- Your objective -
From the entries below, work out the number of lines that hold the word "JSON", and give that number alone.

### Exercise material

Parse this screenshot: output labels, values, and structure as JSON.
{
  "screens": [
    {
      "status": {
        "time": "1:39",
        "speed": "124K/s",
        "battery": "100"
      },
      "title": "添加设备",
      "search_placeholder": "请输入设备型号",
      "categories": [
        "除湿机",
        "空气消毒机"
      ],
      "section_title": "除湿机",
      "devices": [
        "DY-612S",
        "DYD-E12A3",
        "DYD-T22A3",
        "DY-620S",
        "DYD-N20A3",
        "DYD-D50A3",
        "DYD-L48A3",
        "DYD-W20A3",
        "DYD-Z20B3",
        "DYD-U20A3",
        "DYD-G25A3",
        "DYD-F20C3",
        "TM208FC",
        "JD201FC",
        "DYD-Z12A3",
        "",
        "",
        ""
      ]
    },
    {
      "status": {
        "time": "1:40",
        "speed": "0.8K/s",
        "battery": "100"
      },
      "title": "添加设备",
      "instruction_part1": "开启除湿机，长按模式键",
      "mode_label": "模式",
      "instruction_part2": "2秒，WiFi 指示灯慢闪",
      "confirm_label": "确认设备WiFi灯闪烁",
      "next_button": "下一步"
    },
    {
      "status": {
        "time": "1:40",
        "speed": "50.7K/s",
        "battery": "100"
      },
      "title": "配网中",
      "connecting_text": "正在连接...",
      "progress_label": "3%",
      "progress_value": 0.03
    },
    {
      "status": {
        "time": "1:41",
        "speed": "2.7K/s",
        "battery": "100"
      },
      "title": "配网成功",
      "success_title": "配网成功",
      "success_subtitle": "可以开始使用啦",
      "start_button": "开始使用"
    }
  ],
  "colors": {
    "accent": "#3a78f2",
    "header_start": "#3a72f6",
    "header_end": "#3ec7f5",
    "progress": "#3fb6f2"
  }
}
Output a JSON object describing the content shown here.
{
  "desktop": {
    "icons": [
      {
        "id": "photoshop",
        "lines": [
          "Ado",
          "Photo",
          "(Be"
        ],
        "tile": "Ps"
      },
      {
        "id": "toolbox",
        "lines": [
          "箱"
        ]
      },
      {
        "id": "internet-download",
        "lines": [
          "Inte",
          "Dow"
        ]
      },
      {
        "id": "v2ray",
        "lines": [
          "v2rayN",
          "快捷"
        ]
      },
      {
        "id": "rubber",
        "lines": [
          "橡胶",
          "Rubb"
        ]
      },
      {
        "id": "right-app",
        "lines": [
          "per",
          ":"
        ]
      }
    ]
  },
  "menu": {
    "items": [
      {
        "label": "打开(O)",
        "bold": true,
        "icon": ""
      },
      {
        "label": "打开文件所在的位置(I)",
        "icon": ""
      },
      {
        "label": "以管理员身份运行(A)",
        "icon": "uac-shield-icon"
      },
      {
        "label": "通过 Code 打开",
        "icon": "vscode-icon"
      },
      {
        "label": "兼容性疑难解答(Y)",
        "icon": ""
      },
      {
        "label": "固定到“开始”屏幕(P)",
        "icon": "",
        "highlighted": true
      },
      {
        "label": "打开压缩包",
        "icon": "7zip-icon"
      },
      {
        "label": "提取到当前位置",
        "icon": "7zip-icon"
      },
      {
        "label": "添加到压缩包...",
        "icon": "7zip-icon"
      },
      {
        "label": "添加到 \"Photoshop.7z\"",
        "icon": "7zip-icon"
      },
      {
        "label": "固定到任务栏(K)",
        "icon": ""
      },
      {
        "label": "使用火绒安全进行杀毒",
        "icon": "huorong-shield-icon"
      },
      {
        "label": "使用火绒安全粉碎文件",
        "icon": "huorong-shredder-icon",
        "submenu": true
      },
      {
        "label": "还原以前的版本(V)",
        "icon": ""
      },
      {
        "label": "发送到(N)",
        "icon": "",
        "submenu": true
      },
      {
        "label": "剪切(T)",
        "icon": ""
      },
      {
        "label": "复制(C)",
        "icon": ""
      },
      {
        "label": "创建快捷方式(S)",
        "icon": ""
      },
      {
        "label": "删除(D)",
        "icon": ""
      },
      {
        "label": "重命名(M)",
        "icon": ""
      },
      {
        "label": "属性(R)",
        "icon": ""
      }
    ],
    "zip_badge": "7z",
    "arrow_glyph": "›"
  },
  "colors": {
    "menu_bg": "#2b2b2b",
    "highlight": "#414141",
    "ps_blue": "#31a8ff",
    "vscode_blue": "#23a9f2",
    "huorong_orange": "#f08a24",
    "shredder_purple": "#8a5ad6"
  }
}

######

- Response to the exercise -
2